Task to complete: For each line of the data below, copy it if it holds the word "nhắn".

The data:
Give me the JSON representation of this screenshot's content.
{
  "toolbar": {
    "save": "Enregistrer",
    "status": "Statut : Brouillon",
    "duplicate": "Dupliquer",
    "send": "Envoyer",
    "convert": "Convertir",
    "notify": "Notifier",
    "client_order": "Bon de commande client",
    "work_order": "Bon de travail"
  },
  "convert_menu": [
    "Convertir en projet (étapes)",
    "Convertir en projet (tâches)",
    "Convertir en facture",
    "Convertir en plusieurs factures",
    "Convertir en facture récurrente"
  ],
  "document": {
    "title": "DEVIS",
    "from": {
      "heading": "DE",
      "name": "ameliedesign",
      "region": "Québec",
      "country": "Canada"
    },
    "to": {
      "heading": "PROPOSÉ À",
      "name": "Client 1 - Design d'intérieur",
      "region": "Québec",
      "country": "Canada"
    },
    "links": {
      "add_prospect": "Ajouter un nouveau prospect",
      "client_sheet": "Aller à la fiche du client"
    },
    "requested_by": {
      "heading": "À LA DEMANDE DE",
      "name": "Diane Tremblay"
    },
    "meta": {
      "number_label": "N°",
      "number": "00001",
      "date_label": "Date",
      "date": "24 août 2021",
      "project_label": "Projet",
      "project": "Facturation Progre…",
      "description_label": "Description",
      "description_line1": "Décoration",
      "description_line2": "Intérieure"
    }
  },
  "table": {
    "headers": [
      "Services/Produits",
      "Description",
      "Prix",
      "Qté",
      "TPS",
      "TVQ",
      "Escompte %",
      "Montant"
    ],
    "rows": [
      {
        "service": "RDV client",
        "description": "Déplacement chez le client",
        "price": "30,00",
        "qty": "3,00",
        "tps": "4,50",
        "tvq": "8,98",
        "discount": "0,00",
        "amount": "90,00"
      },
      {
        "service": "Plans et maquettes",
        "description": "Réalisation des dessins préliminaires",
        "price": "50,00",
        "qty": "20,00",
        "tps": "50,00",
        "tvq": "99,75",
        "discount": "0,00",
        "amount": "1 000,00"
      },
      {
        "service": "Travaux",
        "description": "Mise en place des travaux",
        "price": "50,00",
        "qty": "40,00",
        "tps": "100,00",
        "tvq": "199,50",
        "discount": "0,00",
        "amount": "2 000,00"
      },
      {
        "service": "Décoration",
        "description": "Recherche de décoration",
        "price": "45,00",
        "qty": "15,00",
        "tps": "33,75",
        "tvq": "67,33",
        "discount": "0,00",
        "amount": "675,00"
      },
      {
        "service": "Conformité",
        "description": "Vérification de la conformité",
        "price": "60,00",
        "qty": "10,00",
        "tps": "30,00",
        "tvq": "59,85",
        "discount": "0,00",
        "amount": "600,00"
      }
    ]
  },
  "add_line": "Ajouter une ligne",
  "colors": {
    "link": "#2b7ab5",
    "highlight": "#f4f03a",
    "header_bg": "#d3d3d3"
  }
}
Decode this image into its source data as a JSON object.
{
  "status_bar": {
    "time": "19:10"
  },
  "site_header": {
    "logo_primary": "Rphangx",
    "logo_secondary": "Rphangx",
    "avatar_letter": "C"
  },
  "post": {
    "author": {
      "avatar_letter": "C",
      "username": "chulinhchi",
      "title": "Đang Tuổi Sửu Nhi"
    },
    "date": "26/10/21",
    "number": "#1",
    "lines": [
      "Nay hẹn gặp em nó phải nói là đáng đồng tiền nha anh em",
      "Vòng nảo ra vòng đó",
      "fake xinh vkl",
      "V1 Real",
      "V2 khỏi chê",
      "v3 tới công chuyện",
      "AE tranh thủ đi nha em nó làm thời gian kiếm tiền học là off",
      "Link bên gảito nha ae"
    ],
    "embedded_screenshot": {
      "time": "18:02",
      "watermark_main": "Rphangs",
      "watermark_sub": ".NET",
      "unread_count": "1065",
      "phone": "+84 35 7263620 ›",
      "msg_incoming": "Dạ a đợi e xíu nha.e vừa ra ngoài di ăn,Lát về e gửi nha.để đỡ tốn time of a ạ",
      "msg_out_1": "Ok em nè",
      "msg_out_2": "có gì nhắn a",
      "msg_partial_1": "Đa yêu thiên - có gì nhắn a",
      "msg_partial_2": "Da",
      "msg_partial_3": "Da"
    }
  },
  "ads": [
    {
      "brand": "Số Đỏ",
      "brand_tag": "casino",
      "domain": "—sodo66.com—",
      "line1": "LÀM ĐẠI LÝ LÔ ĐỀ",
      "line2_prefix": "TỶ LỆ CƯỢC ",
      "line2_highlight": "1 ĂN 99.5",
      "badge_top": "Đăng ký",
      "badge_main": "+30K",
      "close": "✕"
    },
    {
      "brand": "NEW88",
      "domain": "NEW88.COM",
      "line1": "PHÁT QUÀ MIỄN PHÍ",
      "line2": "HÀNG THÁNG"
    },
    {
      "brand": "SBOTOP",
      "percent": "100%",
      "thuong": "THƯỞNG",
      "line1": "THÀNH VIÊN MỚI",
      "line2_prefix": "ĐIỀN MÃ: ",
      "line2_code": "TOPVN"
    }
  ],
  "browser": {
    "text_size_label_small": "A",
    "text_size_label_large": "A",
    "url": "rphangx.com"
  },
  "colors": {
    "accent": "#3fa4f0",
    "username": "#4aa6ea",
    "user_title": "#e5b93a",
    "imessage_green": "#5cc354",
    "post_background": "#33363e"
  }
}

Exercise answer:
      "msg_out_2": "có gì nhắn a",
      "msg_partial_1": "Đa yêu thiên - có gì nhắn a",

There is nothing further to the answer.